■ Entries supplied ■
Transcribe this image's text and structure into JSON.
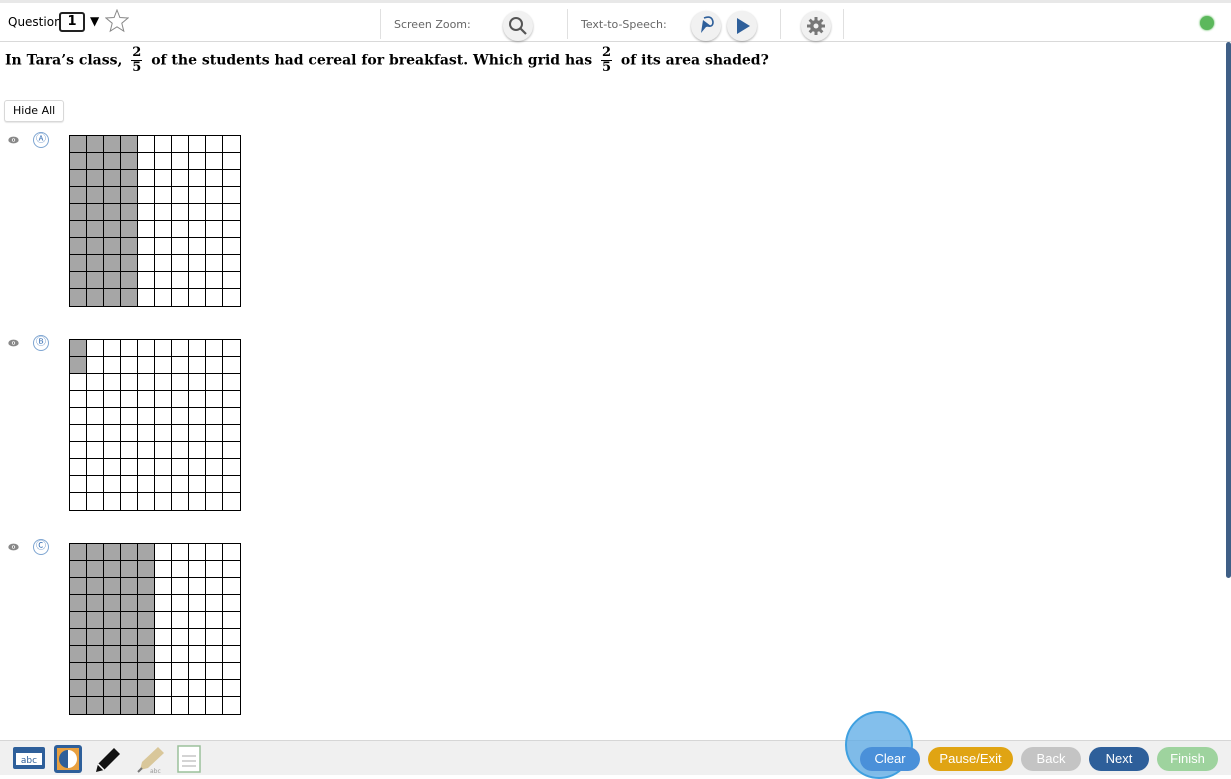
{
  "header": {
    "question_label": "Question",
    "question_number": "1",
    "dropdown_arrow": "▼",
    "screen_zoom_label": "Screen Zoom:",
    "tts_label": "Text-to-Speech:",
    "icons": [
      "star-icon",
      "zoom-search-icon",
      "tts-select-icon",
      "tts-play-icon",
      "settings-gear-icon",
      "status-dot-icon"
    ]
  },
  "question": {
    "part1": "In Tara’s class,",
    "frac1": {
      "num": "2",
      "den": "5"
    },
    "part2": "of the students had cereal for breakfast. Which grid has",
    "frac2": {
      "num": "2",
      "den": "5"
    },
    "part3": "of its area shaded?"
  },
  "hide_all_label": "Hide All",
  "options": [
    {
      "letter": "Ⓐ",
      "shaded_columns": 4,
      "shaded_cells": 40
    },
    {
      "letter": "Ⓑ",
      "shaded_columns": 0,
      "shaded_cells": 2
    },
    {
      "letter": "Ⓒ",
      "shaded_columns": 5,
      "shaded_cells": 50
    }
  ],
  "footer": {
    "tools": [
      "dictionary-abc-icon",
      "color-contrast-icon",
      "pencil-icon",
      "highlighter-icon",
      "notepad-icon"
    ],
    "buttons": {
      "clear": "Clear",
      "pause_exit": "Pause/Exit",
      "back": "Back",
      "next": "Next",
      "finish": "Finish"
    }
  },
  "colors": {
    "shaded": "#a6a6a6",
    "clear": "#4a90d9",
    "pause": "#e0a413",
    "back": "#c4c4c4",
    "next": "#2e5f9a",
    "finish": "#9ed39e",
    "status": "#5cb85c"
  }
}
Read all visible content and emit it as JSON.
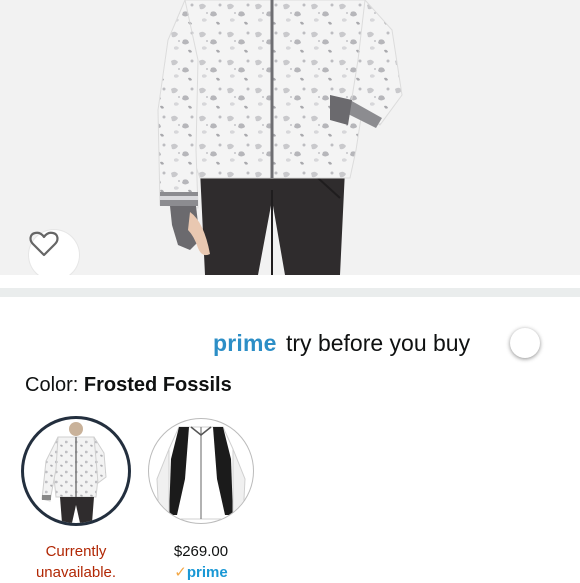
{
  "product": {
    "image_alt": "white ski jacket with frosted fossil print",
    "wishlist_icon": "heart-outline-icon"
  },
  "prime_try": {
    "prime_word": "prime",
    "tagline": "try before you buy",
    "toggle_state": "off"
  },
  "color": {
    "label": "Color:",
    "selected": "Frosted Fossils"
  },
  "swatches": [
    {
      "name": "Frosted Fossils",
      "caption_line1": "Currently",
      "caption_line2": "unavailable.",
      "selected": true
    },
    {
      "name": "White/Black",
      "price": "$269.00",
      "prime_check": "✓",
      "prime_label": "prime",
      "selected": false
    }
  ],
  "colors": {
    "prime_blue": "#2c8ec6",
    "unavailable_red": "#b12704",
    "selected_ring": "#232f3e"
  }
}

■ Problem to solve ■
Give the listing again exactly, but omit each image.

■ Reply ■
Transcribe this image's text and structure into JSON.
{
  "header": {
    "question_label": "Question",
    "question_number": "1",
    "dropdown_arrow": "▼",
    "screen_zoom_label": "Screen Zoom:",
    "tts_label": "Text-to-Speech:",
    "icons": [
      "star-icon",
      "zoom-search-icon",
      "tts-select-icon",
      "tts-play-icon",
      "settings-gear-icon",
      "status-dot-icon"
    ]
  },
  "question": {
    "part1": "In Tara’s class,",
    "frac1": {
      "num": "2",
      "den": "5"
    },
    "part2": "of the students had cereal for breakfast. Which grid has",
    "frac2": {
      "num": "2",
      "den": "5"
    },
    "part3": "of its area shaded?"
  },
  "hide_all_label": "Hide All",
  "options": [
    {
      "letter": "Ⓐ",
      "shaded_columns": 4,
      "shaded_cells": 40
    },
    {
      "letter": "Ⓑ",
      "shaded_columns": 0,
      "shaded_cells": 2
    },
    {
      "letter": "Ⓒ",
      "shaded_columns": 5,
      "shaded_cells": 50
    }
  ],
  "footer": {
    "tools": [
      "dictionary-abc-icon",
      "color-contrast-icon",
      "pencil-icon",
      "highlighter-icon",
      "notepad-icon"
    ],
    "buttons": {
      "clear": "Clear",
      "pause_exit": "Pause/Exit",
      "back": "Back",
      "next": "Next",
      "finish": "Finish"
    }
  },
  "colors": {
    "shaded": "#a6a6a6",
    "clear": "#4a90d9",
    "pause": "#e0a413",
    "back": "#c4c4c4",
    "next": "#2e5f9a",
    "finish": "#9ed39e",
    "status": "#5cb85c"
  }
}
Read all visible content and emit it as JSON.
{
  "product": {
    "image_alt": "white ski jacket with frosted fossil print",
    "wishlist_icon": "heart-outline-icon"
  },
  "prime_try": {
    "prime_word": "prime",
    "tagline": "try before you buy",
    "toggle_state": "off"
  },
  "color": {
    "label": "Color:",
    "selected": "Frosted Fossils"
  },
  "swatches": [
    {
      "name": "Frosted Fossils",
      "caption_line1": "Currently",
      "caption_line2": "unavailable.",
      "selected": true
    },
    {
      "name": "White/Black",
      "price": "$269.00",
      "prime_check": "✓",
      "prime_label": "prime",
      "selected": false
    }
  ],
  "colors": {
    "prime_blue": "#2c8ec6",
    "unavailable_red": "#b12704",
    "selected_ring": "#232f3e"
  }
}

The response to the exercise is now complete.